_Exercise goal_
From the records below, give the number of lines that include the word "Tools". Add no other words.

(Interface dataset entries)
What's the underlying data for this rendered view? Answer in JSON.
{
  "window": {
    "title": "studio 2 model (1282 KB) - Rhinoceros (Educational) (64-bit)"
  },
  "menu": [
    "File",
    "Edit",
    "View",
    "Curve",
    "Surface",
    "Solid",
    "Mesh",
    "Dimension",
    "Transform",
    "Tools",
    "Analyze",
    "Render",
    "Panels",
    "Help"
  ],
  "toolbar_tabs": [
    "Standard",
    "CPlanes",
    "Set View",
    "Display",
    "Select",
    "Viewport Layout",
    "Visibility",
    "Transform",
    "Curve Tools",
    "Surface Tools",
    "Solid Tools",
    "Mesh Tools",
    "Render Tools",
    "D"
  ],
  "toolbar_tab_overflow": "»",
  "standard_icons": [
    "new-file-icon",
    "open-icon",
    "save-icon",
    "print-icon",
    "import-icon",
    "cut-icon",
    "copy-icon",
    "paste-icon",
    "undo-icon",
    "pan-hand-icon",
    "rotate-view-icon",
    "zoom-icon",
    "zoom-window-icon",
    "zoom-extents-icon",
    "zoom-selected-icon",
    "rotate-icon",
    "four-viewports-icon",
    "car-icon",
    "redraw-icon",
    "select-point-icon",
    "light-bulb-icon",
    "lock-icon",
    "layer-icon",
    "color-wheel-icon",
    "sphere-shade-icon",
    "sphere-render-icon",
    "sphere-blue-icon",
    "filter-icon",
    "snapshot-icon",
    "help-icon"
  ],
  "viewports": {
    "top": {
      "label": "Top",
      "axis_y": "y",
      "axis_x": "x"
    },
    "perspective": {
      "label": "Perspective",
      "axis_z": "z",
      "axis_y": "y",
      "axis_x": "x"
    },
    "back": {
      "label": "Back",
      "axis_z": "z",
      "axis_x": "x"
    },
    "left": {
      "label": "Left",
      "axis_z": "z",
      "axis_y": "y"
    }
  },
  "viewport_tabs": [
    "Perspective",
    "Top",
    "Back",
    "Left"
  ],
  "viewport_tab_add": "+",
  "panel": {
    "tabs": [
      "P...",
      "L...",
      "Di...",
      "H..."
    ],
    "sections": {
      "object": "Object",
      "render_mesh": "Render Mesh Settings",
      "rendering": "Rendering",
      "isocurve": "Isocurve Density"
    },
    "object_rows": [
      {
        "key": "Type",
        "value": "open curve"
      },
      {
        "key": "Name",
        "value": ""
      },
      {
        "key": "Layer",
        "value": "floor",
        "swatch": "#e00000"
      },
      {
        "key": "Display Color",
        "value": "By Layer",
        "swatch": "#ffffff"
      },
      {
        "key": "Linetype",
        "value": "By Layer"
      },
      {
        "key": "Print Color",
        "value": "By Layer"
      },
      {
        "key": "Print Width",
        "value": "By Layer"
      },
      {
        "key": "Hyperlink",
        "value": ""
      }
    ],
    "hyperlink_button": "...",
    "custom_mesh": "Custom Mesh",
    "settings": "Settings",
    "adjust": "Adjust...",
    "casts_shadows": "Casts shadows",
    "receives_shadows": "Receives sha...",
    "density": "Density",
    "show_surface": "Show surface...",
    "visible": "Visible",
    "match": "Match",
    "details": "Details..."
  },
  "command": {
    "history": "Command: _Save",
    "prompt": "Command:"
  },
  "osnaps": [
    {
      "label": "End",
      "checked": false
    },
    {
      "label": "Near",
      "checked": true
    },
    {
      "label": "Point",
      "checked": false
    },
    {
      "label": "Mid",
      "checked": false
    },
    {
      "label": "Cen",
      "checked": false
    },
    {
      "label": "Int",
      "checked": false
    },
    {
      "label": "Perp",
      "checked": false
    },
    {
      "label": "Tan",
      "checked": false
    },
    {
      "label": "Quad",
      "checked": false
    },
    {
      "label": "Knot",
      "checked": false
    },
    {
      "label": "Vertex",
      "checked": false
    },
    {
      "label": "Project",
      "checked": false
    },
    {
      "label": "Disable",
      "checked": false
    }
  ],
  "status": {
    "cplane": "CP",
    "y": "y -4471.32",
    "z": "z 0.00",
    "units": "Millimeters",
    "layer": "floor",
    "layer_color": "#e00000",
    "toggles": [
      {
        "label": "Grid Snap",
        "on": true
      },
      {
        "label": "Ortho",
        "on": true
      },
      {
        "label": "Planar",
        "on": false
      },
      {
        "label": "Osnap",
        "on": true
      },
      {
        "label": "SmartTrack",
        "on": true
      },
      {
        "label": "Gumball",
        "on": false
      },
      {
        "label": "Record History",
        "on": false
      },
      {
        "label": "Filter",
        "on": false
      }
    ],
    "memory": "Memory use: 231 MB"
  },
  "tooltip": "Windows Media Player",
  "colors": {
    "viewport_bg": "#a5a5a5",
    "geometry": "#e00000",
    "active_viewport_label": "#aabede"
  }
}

_Result for this task_
6